I’m not sure I’ve spent this much time in Cambridgeshire since my youngest son was born, which inconsiderately reduced my ticking time for a week or so.
A shorter walk on Saturday with Mrs RM around the horse-breeding villages was a bit flat, but did give us a chance to take in the just-crowned Crown in Ashley, Cambridge & District Pub of the Year for 2016.
The award may come as a surprise, with the pub not in the current Beer Guide and seeming a contrast with the city’s specialist beer houses. But the survival of the Crown is a success story as important as that of the return of pubs to Queen Edith and Romsey.
It’s on the very eastern edge of the county, in one of a number of villages south of Newmarket that are almost inaccessible by public transport. At least, inaccessible when pubs no longer open at lunchtime. The Crown has better hours than the Reindeer, at least.
We used to come out here occasionally when it just sold a very good Greene King IPA, attracted by large plastic dinosaurs in the children’s play area. It was a part of a small branch of pub design called “very basic“.

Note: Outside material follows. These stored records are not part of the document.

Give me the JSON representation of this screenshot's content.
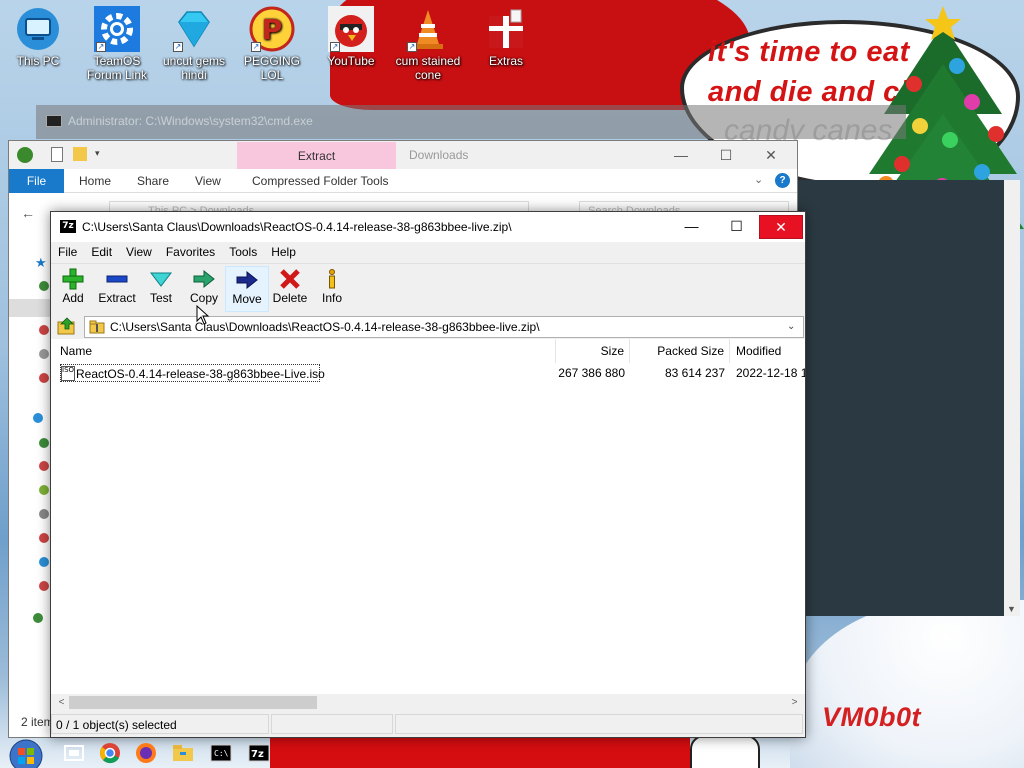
{
  "desktop": {
    "icons": [
      {
        "label": "This PC",
        "icon": "computer-icon"
      },
      {
        "label": "TeamOS Forum Link",
        "icon": "gear-icon"
      },
      {
        "label": "uncut gems hindi",
        "icon": "diamond-icon"
      },
      {
        "label": "PEGGING LOL",
        "icon": "letter-p-icon"
      },
      {
        "label": "YouTube",
        "icon": "angry-bird-icon"
      },
      {
        "label": "cum stained cone",
        "icon": "traffic-cone-icon"
      },
      {
        "label": "Extras",
        "icon": "gift-box-icon"
      }
    ],
    "speech_bubble": {
      "line1": "it's time to eat",
      "line2": "and die and cl",
      "faded": "candy canes"
    },
    "watermark": "VM0b0t"
  },
  "cmd_window": {
    "title": "Administrator: C:\\Windows\\system32\\cmd.exe"
  },
  "explorer": {
    "context_tab": "Extract",
    "title": "Downloads",
    "ribbon_tabs": [
      "File",
      "Home",
      "Share",
      "View",
      "Compressed Folder Tools"
    ],
    "address": "This PC > Downloads",
    "search_placeholder": "Search Downloads",
    "status": "2 items"
  },
  "sevenzip": {
    "icon_text": "7z",
    "title": "C:\\Users\\Santa Claus\\Downloads\\ReactOS-0.4.14-release-38-g863bbee-live.zip\\",
    "menu": [
      "File",
      "Edit",
      "View",
      "Favorites",
      "Tools",
      "Help"
    ],
    "toolbar": [
      {
        "label": "Add",
        "icon": "plus-icon"
      },
      {
        "label": "Extract",
        "icon": "minus-icon"
      },
      {
        "label": "Test",
        "icon": "check-icon"
      },
      {
        "label": "Copy",
        "icon": "copy-arrow-icon"
      },
      {
        "label": "Move",
        "icon": "move-arrow-icon"
      },
      {
        "label": "Delete",
        "icon": "delete-x-icon"
      },
      {
        "label": "Info",
        "icon": "info-icon"
      }
    ],
    "address": "C:\\Users\\Santa Claus\\Downloads\\ReactOS-0.4.14-release-38-g863bbee-live.zip\\",
    "columns": {
      "name": "Name",
      "size": "Size",
      "packed": "Packed Size",
      "modified": "Modified"
    },
    "files": [
      {
        "name": "ReactOS-0.4.14-release-38-g863bbee-Live.iso",
        "size": "267 386 880",
        "packed": "83 614 237",
        "modified": "2022-12-18 1"
      }
    ],
    "status_left": "0 / 1 object(s) selected",
    "status_mid": "",
    "status_right": ""
  },
  "colors": {
    "close_red": "#e81123",
    "explorer_file_tab": "#1979ca",
    "context_tab": "#f8c7de",
    "bubble_text": "#d41414"
  }
}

The new Crown is much “improved“, but remains a drinkers pub for a tiny village that somehow manages to support a separate restaurant down the lane.
It’s a bit plain, which suits me fine. The bar area has traditional seating, there’s a smarter area at the back (top) for families, and a garden now shorn of plastic dinosaurs. This being a village pub, half the pub (six folk) sit at the bar though. The Crown had managed to get a real cross-section of village life out of their sofas and down the pub.
Simon Everitt has better hearing than me and would have been able to make sense of the minor chaos caused by simultaneous sound of racing on the TV, news on the local radio station, and rolling football scores from the customers I-Pad. In contrast the dogs were very quiet. More dogs than humans came and went while we were there.
Our canine chums became animated as we cruelly ate our gastro scratchings in front of them. We’re very partial to snacks out of glass containers, and they were the highlight of our trip. The food menu is ideal anti-NannyState ; pasties, pork pies, chips and pizza. The simple grub offer probably mean the Crown relies heavily on local trade though, rather than gastro hunters from Cheveley.
The beer range was also well-chosen, with the 3.5% Mighty Oak accompanied by Nethergate and Charnwood, and two flavoured ciders. Three real ales seems right in a village local where wine and lager still seemed the drink of choice.
All the beers were Guide standard (NBSS 3), though I hope the POTY award will encourage a few more locals, as well as occasional visitors to try the beers; turnover is vital to consistent quality.
It’s good to see a pub thriving without traditional food custom; the Crown is a real old-school survivor. Use it or lose it.`